(Records provided)

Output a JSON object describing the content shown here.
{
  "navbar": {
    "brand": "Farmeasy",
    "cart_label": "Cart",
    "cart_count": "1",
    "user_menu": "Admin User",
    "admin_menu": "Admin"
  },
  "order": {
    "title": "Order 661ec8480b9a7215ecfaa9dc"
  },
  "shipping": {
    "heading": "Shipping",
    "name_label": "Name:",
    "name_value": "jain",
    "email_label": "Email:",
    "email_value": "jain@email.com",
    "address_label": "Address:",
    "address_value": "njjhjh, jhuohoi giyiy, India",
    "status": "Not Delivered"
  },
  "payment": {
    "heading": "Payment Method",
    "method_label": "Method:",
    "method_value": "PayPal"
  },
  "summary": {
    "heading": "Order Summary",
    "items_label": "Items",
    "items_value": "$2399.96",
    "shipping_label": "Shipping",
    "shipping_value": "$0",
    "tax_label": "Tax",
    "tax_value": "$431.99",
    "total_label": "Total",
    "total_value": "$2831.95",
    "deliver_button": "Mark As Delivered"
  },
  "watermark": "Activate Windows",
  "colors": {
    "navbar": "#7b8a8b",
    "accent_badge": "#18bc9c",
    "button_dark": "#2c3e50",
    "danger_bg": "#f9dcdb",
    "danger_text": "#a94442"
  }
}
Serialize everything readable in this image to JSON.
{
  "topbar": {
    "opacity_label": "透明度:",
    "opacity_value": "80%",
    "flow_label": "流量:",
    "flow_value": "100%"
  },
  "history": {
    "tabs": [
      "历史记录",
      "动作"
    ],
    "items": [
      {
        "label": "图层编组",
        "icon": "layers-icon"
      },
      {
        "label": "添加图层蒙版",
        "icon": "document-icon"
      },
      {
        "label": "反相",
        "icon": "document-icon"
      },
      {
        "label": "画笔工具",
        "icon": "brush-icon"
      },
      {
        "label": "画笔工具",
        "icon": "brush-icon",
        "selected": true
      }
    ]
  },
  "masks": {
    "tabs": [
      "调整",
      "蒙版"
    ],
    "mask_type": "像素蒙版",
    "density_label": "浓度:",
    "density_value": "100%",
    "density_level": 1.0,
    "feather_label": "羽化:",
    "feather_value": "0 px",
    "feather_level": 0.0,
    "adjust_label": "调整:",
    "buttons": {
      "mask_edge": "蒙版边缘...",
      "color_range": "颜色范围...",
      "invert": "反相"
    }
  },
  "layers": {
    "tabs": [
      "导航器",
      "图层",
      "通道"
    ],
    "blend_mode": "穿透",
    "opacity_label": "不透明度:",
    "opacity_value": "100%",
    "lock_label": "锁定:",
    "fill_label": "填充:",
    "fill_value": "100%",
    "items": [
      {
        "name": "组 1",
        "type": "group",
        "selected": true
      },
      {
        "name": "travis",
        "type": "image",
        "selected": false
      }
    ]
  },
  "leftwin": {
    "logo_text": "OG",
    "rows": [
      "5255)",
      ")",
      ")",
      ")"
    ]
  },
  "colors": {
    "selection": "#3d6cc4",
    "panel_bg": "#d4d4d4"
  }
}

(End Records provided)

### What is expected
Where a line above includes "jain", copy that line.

### Solved exercise
    "name_value": "jain",
    "email_value": "jain@email.com",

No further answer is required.